Why do we get sick more often than usual? We often lack sleep, eat unhealthily, move too little and stress ourselves too much.
If you can handle all of these things and still get sick more often, it can be a sign of overtraining.
It’s okay to keep exercising with a mild cold, as long as you listen to your body.
If you’re sick more often, it’s a sign that you’re overtaxing your immune system with too much exercise.
Overtraining Symptoms – Conclusion
Many of us not only train more but train harder than ever before.
Take High-Intensity Interval Training (HIIT), take CrossFit, take High-Intensity Training (HIT), and take a performance-oriented marathon or triathlon training – the extreme forms of training are more popular than ever.
On the one hand, many overestimate their limits. And other athletes don’t reach their potential because they are afraid of overtraining. As is often the case, finding a healthy middle ground is an art.
The most important weapon against overtraining is to be aware of your body’s signals. You now know the seven most important overtraining symptoms. So you are well prepared to react.
And it’s all about ACTION. In the second part of this series of articles, you can learn how to avoid overtraining and what to do once you have exceeded the limit. Stay tuned 😉
This article is part of a series of articles about overtraining:
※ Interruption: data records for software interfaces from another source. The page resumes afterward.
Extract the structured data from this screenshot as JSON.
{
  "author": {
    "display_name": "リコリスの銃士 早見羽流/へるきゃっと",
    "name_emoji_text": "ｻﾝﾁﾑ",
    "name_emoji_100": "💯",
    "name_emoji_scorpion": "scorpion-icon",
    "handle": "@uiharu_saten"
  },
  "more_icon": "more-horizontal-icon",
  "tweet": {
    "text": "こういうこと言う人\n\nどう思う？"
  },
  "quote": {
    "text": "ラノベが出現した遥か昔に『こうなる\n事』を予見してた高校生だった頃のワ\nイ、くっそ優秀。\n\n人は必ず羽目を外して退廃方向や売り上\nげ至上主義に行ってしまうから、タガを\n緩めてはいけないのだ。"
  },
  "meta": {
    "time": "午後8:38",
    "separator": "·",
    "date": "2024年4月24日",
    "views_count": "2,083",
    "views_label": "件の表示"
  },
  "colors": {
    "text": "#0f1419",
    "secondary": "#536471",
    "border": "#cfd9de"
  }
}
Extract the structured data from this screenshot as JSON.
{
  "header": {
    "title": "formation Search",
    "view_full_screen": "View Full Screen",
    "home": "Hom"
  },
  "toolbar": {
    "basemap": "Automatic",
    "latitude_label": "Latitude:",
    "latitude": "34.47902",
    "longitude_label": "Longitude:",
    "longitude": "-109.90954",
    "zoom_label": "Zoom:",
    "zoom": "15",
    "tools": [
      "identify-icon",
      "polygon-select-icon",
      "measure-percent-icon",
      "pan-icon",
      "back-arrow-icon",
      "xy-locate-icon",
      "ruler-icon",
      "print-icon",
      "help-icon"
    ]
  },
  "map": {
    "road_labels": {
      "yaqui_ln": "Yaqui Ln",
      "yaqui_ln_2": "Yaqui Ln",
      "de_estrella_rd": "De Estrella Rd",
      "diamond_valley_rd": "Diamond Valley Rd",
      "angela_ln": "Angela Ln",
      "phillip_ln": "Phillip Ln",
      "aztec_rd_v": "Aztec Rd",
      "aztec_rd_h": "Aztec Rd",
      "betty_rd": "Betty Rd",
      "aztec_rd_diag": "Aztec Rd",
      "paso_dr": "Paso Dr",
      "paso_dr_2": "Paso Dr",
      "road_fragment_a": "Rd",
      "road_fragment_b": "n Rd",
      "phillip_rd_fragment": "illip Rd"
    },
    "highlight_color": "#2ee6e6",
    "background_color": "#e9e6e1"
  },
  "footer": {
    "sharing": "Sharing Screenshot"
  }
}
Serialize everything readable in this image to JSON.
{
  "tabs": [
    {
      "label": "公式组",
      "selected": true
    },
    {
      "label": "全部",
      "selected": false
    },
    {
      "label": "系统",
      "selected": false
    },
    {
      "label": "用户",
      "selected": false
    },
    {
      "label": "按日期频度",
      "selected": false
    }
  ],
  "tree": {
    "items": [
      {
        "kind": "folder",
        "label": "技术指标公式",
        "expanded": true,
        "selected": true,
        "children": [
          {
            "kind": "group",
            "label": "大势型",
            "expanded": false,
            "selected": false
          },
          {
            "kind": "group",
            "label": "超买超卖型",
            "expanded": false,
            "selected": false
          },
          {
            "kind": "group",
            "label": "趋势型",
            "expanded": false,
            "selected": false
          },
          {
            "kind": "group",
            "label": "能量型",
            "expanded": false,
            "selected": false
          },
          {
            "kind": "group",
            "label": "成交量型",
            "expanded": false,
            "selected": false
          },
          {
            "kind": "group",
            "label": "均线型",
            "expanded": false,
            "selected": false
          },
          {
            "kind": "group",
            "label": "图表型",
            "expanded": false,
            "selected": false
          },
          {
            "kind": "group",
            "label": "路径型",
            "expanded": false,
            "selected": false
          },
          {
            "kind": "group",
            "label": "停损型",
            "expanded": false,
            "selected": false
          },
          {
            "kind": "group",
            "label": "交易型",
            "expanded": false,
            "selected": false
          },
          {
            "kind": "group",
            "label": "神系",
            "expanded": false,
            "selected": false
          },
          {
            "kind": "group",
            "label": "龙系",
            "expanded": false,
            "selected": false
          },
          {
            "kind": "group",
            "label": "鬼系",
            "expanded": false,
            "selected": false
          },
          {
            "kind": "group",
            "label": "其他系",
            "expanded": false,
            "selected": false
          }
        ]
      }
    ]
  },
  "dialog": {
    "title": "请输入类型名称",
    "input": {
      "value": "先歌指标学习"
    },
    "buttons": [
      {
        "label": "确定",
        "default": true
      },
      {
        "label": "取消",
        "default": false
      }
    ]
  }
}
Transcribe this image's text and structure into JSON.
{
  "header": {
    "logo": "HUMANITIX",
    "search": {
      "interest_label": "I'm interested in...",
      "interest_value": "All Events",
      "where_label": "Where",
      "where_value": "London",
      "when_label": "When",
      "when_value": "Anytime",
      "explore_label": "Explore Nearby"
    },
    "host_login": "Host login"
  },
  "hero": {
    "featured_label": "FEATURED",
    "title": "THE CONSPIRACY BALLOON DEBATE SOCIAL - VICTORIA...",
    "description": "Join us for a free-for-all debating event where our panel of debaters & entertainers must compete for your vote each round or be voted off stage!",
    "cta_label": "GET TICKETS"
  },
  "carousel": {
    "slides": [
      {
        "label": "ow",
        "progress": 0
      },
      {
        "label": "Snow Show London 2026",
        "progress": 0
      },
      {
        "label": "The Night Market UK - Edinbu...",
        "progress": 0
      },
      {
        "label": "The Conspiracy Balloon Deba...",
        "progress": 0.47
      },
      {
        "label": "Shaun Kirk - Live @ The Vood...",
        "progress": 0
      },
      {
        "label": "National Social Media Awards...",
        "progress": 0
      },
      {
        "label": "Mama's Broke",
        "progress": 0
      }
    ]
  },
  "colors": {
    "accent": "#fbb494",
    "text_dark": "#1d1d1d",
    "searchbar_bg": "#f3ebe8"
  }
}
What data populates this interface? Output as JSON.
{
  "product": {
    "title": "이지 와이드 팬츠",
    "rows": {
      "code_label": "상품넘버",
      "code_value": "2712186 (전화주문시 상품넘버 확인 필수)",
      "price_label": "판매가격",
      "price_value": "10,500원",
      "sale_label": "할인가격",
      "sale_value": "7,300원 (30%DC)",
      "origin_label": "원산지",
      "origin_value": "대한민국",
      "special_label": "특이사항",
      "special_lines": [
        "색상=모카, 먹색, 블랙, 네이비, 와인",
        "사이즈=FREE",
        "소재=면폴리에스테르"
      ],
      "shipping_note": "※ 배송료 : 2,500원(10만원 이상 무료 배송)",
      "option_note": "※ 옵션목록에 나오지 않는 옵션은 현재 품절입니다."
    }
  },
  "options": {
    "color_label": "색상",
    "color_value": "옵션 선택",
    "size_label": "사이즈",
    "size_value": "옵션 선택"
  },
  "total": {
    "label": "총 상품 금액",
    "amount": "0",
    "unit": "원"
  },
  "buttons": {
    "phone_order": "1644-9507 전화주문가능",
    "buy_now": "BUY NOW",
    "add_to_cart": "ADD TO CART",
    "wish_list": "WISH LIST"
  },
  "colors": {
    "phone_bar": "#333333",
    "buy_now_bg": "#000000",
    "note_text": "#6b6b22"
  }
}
Part 1: 7 Clear Overtraining Symptoms: Too Much Training Makes You Fat (this article)